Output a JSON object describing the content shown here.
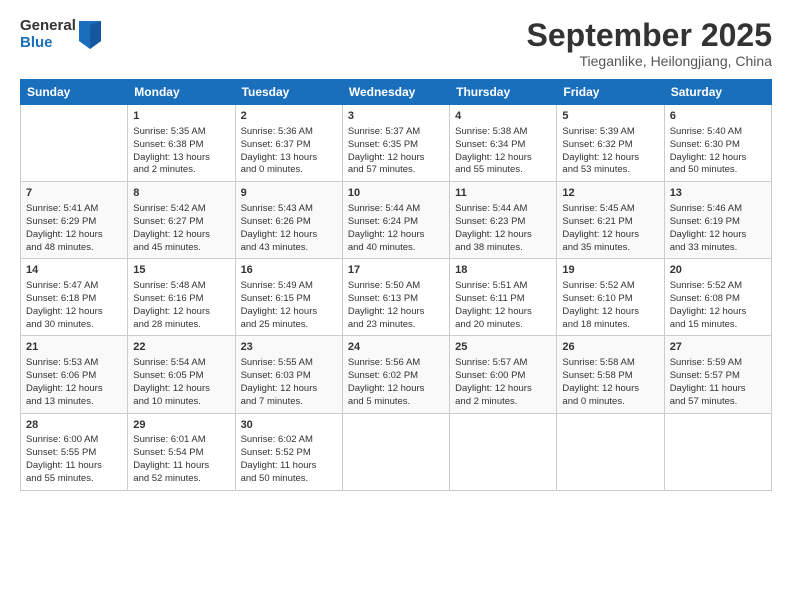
{
  "header": {
    "logo_general": "General",
    "logo_blue": "Blue",
    "month": "September 2025",
    "location": "Tieganlike, Heilongjiang, China"
  },
  "days_of_week": [
    "Sunday",
    "Monday",
    "Tuesday",
    "Wednesday",
    "Thursday",
    "Friday",
    "Saturday"
  ],
  "weeks": [
    [
      {
        "num": "",
        "info": ""
      },
      {
        "num": "1",
        "info": "Sunrise: 5:35 AM\nSunset: 6:38 PM\nDaylight: 13 hours\nand 2 minutes."
      },
      {
        "num": "2",
        "info": "Sunrise: 5:36 AM\nSunset: 6:37 PM\nDaylight: 13 hours\nand 0 minutes."
      },
      {
        "num": "3",
        "info": "Sunrise: 5:37 AM\nSunset: 6:35 PM\nDaylight: 12 hours\nand 57 minutes."
      },
      {
        "num": "4",
        "info": "Sunrise: 5:38 AM\nSunset: 6:34 PM\nDaylight: 12 hours\nand 55 minutes."
      },
      {
        "num": "5",
        "info": "Sunrise: 5:39 AM\nSunset: 6:32 PM\nDaylight: 12 hours\nand 53 minutes."
      },
      {
        "num": "6",
        "info": "Sunrise: 5:40 AM\nSunset: 6:30 PM\nDaylight: 12 hours\nand 50 minutes."
      }
    ],
    [
      {
        "num": "7",
        "info": "Sunrise: 5:41 AM\nSunset: 6:29 PM\nDaylight: 12 hours\nand 48 minutes."
      },
      {
        "num": "8",
        "info": "Sunrise: 5:42 AM\nSunset: 6:27 PM\nDaylight: 12 hours\nand 45 minutes."
      },
      {
        "num": "9",
        "info": "Sunrise: 5:43 AM\nSunset: 6:26 PM\nDaylight: 12 hours\nand 43 minutes."
      },
      {
        "num": "10",
        "info": "Sunrise: 5:44 AM\nSunset: 6:24 PM\nDaylight: 12 hours\nand 40 minutes."
      },
      {
        "num": "11",
        "info": "Sunrise: 5:44 AM\nSunset: 6:23 PM\nDaylight: 12 hours\nand 38 minutes."
      },
      {
        "num": "12",
        "info": "Sunrise: 5:45 AM\nSunset: 6:21 PM\nDaylight: 12 hours\nand 35 minutes."
      },
      {
        "num": "13",
        "info": "Sunrise: 5:46 AM\nSunset: 6:19 PM\nDaylight: 12 hours\nand 33 minutes."
      }
    ],
    [
      {
        "num": "14",
        "info": "Sunrise: 5:47 AM\nSunset: 6:18 PM\nDaylight: 12 hours\nand 30 minutes."
      },
      {
        "num": "15",
        "info": "Sunrise: 5:48 AM\nSunset: 6:16 PM\nDaylight: 12 hours\nand 28 minutes."
      },
      {
        "num": "16",
        "info": "Sunrise: 5:49 AM\nSunset: 6:15 PM\nDaylight: 12 hours\nand 25 minutes."
      },
      {
        "num": "17",
        "info": "Sunrise: 5:50 AM\nSunset: 6:13 PM\nDaylight: 12 hours\nand 23 minutes."
      },
      {
        "num": "18",
        "info": "Sunrise: 5:51 AM\nSunset: 6:11 PM\nDaylight: 12 hours\nand 20 minutes."
      },
      {
        "num": "19",
        "info": "Sunrise: 5:52 AM\nSunset: 6:10 PM\nDaylight: 12 hours\nand 18 minutes."
      },
      {
        "num": "20",
        "info": "Sunrise: 5:52 AM\nSunset: 6:08 PM\nDaylight: 12 hours\nand 15 minutes."
      }
    ],
    [
      {
        "num": "21",
        "info": "Sunrise: 5:53 AM\nSunset: 6:06 PM\nDaylight: 12 hours\nand 13 minutes."
      },
      {
        "num": "22",
        "info": "Sunrise: 5:54 AM\nSunset: 6:05 PM\nDaylight: 12 hours\nand 10 minutes."
      },
      {
        "num": "23",
        "info": "Sunrise: 5:55 AM\nSunset: 6:03 PM\nDaylight: 12 hours\nand 7 minutes."
      },
      {
        "num": "24",
        "info": "Sunrise: 5:56 AM\nSunset: 6:02 PM\nDaylight: 12 hours\nand 5 minutes."
      },
      {
        "num": "25",
        "info": "Sunrise: 5:57 AM\nSunset: 6:00 PM\nDaylight: 12 hours\nand 2 minutes."
      },
      {
        "num": "26",
        "info": "Sunrise: 5:58 AM\nSunset: 5:58 PM\nDaylight: 12 hours\nand 0 minutes."
      },
      {
        "num": "27",
        "info": "Sunrise: 5:59 AM\nSunset: 5:57 PM\nDaylight: 11 hours\nand 57 minutes."
      }
    ],
    [
      {
        "num": "28",
        "info": "Sunrise: 6:00 AM\nSunset: 5:55 PM\nDaylight: 11 hours\nand 55 minutes."
      },
      {
        "num": "29",
        "info": "Sunrise: 6:01 AM\nSunset: 5:54 PM\nDaylight: 11 hours\nand 52 minutes."
      },
      {
        "num": "30",
        "info": "Sunrise: 6:02 AM\nSunset: 5:52 PM\nDaylight: 11 hours\nand 50 minutes."
      },
      {
        "num": "",
        "info": ""
      },
      {
        "num": "",
        "info": ""
      },
      {
        "num": "",
        "info": ""
      },
      {
        "num": "",
        "info": ""
      }
    ]
  ]
}
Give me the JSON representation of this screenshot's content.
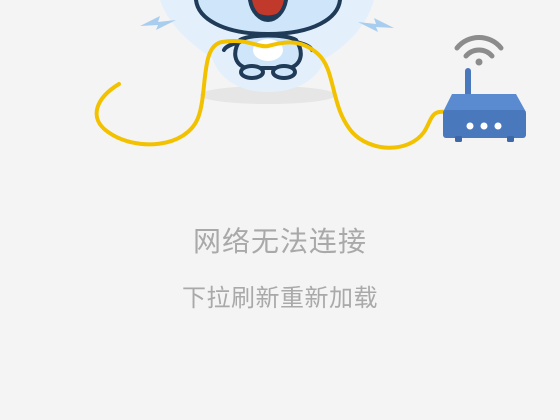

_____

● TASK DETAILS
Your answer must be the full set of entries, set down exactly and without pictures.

● ANSWER AREA
Output a JSON object describing the content shown here.
{
  "header": {
    "logo_general": "General",
    "logo_blue": "Blue",
    "month": "September 2025",
    "location": "Tieganlike, Heilongjiang, China"
  },
  "days_of_week": [
    "Sunday",
    "Monday",
    "Tuesday",
    "Wednesday",
    "Thursday",
    "Friday",
    "Saturday"
  ],
  "weeks": [
    [
      {
        "num": "",
        "info": ""
      },
      {
        "num": "1",
        "info": "Sunrise: 5:35 AM\nSunset: 6:38 PM\nDaylight: 13 hours\nand 2 minutes."
      },
      {
        "num": "2",
        "info": "Sunrise: 5:36 AM\nSunset: 6:37 PM\nDaylight: 13 hours\nand 0 minutes."
      },
      {
        "num": "3",
        "info": "Sunrise: 5:37 AM\nSunset: 6:35 PM\nDaylight: 12 hours\nand 57 minutes."
      },
      {
        "num": "4",
        "info": "Sunrise: 5:38 AM\nSunset: 6:34 PM\nDaylight: 12 hours\nand 55 minutes."
      },
      {
        "num": "5",
        "info": "Sunrise: 5:39 AM\nSunset: 6:32 PM\nDaylight: 12 hours\nand 53 minutes."
      },
      {
        "num": "6",
        "info": "Sunrise: 5:40 AM\nSunset: 6:30 PM\nDaylight: 12 hours\nand 50 minutes."
      }
    ],
    [
      {
        "num": "7",
        "info": "Sunrise: 5:41 AM\nSunset: 6:29 PM\nDaylight: 12 hours\nand 48 minutes."
      },
      {
        "num": "8",
        "info": "Sunrise: 5:42 AM\nSunset: 6:27 PM\nDaylight: 12 hours\nand 45 minutes."
      },
      {
        "num": "9",
        "info": "Sunrise: 5:43 AM\nSunset: 6:26 PM\nDaylight: 12 hours\nand 43 minutes."
      },
      {
        "num": "10",
        "info": "Sunrise: 5:44 AM\nSunset: 6:24 PM\nDaylight: 12 hours\nand 40 minutes."
      },
      {
        "num": "11",
        "info": "Sunrise: 5:44 AM\nSunset: 6:23 PM\nDaylight: 12 hours\nand 38 minutes."
      },
      {
        "num": "12",
        "info": "Sunrise: 5:45 AM\nSunset: 6:21 PM\nDaylight: 12 hours\nand 35 minutes."
      },
      {
        "num": "13",
        "info": "Sunrise: 5:46 AM\nSunset: 6:19 PM\nDaylight: 12 hours\nand 33 minutes."
      }
    ],
    [
      {
        "num": "14",
        "info": "Sunrise: 5:47 AM\nSunset: 6:18 PM\nDaylight: 12 hours\nand 30 minutes."
      },
      {
        "num": "15",
        "info": "Sunrise: 5:48 AM\nSunset: 6:16 PM\nDaylight: 12 hours\nand 28 minutes."
      },
      {
        "num": "16",
        "info": "Sunrise: 5:49 AM\nSunset: 6:15 PM\nDaylight: 12 hours\nand 25 minutes."
      },
      {
        "num": "17",
        "info": "Sunrise: 5:50 AM\nSunset: 6:13 PM\nDaylight: 12 hours\nand 23 minutes."
      },
      {
        "num": "18",
        "info": "Sunrise: 5:51 AM\nSunset: 6:11 PM\nDaylight: 12 hours\nand 20 minutes."
      },
      {
        "num": "19",
        "info": "Sunrise: 5:52 AM\nSunset: 6:10 PM\nDaylight: 12 hours\nand 18 minutes."
      },
      {
        "num": "20",
        "info": "Sunrise: 5:52 AM\nSunset: 6:08 PM\nDaylight: 12 hours\nand 15 minutes."
      }
    ],
    [
      {
        "num": "21",
        "info": "Sunrise: 5:53 AM\nSunset: 6:06 PM\nDaylight: 12 hours\nand 13 minutes."
      },
      {
        "num": "22",
        "info": "Sunrise: 5:54 AM\nSunset: 6:05 PM\nDaylight: 12 hours\nand 10 minutes."
      },
      {
        "num": "23",
        "info": "Sunrise: 5:55 AM\nSunset: 6:03 PM\nDaylight: 12 hours\nand 7 minutes."
      },
      {
        "num": "24",
        "info": "Sunrise: 5:56 AM\nSunset: 6:02 PM\nDaylight: 12 hours\nand 5 minutes."
      },
      {
        "num": "25",
        "info": "Sunrise: 5:57 AM\nSunset: 6:00 PM\nDaylight: 12 hours\nand 2 minutes."
      },
      {
        "num": "26",
        "info": "Sunrise: 5:58 AM\nSunset: 5:58 PM\nDaylight: 12 hours\nand 0 minutes."
      },
      {
        "num": "27",
        "info": "Sunrise: 5:59 AM\nSunset: 5:57 PM\nDaylight: 11 hours\nand 57 minutes."
      }
    ],
    [
      {
        "num": "28",
        "info": "Sunrise: 6:00 AM\nSunset: 5:55 PM\nDaylight: 11 hours\nand 55 minutes."
      },
      {
        "num": "29",
        "info": "Sunrise: 6:01 AM\nSunset: 5:54 PM\nDaylight: 11 hours\nand 52 minutes."
      },
      {
        "num": "30",
        "info": "Sunrise: 6:02 AM\nSunset: 5:52 PM\nDaylight: 11 hours\nand 50 minutes."
      },
      {
        "num": "",
        "info": ""
      },
      {
        "num": "",
        "info": ""
      },
      {
        "num": "",
        "info": ""
      },
      {
        "num": "",
        "info": ""
      }
    ]
  ]
}
Give me the JSON representation of this screenshot's content.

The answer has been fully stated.